Cardiac Tamponade Differential Diagnoses

Updated: Nov 28, 2018
  • Author: Chakri Yarlagadda, MD, FACC, FSCAI, FASNC, CCDS; Chief Editor: Terrence X O'Brien, MD, MS, FACC  more...
  • Print

Diagnostic Considerations

Early diagnosis with a high index of suspicion is necessary to minimize morbidity and mortality from tamponade.

Large pleural effusion

Cases of cardiac tamponade have been reported with large pleural effusions. The increased intrapleural pressure resulting from large pleural effusions can be transmitted to the pericardial space and impair ventricular filling, thus producing the hemodynamic equivalent of cardiac tamponade.

Tension pneumopericardium

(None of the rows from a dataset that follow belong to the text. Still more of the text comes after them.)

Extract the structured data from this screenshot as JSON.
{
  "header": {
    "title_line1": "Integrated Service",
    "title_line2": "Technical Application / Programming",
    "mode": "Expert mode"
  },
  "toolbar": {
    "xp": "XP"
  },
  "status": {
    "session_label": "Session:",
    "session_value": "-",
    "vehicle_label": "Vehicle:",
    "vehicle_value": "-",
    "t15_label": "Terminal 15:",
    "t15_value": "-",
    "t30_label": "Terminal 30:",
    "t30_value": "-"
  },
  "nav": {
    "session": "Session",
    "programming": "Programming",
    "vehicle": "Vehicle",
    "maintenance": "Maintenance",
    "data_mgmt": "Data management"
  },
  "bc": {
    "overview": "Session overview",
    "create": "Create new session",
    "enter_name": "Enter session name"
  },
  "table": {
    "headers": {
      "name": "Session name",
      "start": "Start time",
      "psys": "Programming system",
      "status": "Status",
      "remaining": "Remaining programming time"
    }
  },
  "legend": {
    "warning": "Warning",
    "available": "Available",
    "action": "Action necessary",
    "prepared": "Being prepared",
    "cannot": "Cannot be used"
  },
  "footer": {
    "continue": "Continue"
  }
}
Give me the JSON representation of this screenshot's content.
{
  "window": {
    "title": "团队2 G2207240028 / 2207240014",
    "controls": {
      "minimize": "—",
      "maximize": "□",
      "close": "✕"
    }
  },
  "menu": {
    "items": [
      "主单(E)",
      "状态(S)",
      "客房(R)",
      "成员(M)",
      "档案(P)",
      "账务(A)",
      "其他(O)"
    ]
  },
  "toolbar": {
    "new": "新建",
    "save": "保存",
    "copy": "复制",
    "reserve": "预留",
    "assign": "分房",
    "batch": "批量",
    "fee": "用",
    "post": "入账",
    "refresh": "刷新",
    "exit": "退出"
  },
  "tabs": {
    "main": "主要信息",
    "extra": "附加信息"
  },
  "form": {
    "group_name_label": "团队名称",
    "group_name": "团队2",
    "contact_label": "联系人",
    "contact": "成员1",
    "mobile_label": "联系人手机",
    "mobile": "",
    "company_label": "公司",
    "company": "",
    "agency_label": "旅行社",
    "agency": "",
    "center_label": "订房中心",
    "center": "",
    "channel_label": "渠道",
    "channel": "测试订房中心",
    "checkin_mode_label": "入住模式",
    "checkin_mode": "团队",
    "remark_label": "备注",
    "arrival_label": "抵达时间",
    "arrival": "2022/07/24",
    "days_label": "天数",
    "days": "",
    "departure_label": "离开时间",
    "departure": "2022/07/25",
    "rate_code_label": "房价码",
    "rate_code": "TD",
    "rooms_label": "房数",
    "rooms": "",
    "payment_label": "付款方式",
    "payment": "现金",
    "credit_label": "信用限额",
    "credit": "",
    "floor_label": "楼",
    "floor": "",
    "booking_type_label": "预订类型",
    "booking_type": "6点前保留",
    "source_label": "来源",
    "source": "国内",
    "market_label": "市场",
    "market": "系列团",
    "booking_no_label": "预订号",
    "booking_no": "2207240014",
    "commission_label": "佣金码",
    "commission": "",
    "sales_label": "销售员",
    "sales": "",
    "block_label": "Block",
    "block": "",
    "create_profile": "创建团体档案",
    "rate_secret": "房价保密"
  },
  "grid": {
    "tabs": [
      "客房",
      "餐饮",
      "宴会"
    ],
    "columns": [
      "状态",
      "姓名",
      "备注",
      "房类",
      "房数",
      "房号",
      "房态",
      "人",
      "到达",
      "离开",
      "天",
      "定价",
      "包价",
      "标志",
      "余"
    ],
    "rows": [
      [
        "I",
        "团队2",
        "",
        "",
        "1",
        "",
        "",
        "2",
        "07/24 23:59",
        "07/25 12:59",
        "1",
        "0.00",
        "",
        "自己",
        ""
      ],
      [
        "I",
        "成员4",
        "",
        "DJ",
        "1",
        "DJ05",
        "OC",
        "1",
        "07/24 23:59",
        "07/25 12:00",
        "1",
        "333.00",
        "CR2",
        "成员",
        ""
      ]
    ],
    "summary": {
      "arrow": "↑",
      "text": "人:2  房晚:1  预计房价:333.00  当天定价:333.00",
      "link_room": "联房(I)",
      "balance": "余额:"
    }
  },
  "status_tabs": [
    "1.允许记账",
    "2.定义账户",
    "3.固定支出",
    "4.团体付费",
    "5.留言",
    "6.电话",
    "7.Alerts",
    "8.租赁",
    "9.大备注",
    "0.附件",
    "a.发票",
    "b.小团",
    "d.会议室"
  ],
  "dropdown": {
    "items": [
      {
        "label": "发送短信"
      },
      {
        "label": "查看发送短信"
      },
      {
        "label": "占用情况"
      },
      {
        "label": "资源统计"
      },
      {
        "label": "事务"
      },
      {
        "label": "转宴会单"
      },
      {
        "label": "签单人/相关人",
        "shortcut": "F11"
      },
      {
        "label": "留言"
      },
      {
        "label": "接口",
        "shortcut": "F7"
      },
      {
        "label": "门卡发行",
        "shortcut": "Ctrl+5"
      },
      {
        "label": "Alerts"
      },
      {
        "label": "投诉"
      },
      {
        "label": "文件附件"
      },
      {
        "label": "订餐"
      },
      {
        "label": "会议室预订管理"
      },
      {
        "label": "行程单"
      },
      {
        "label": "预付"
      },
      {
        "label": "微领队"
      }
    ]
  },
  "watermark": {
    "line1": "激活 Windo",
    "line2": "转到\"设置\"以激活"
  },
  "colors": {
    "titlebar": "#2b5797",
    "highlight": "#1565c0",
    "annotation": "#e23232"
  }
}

The hemodynamic changes in tension pneumopericardium simulate acute cardiac tamponade. Clinically, distant heart sounds, bradycardia, and shifting tympany occur over the precordium, and a characteristic murmur, termed bruit de la roue de moulin, is heard. This is usually observed in infants with mechanical ventilation but is also seen after sternal bone marrow aspiration, penetrating chest wall injury, esophageal rupture, and bronchopericardial fistula.

Rapid and labored breathing

Large decreases in intrathoracic pressure with deep inspirations, often observed during respiratory failure, can accentuate pulsus paradoxus, simulating pericardial tamponade.

Differential Diagnoses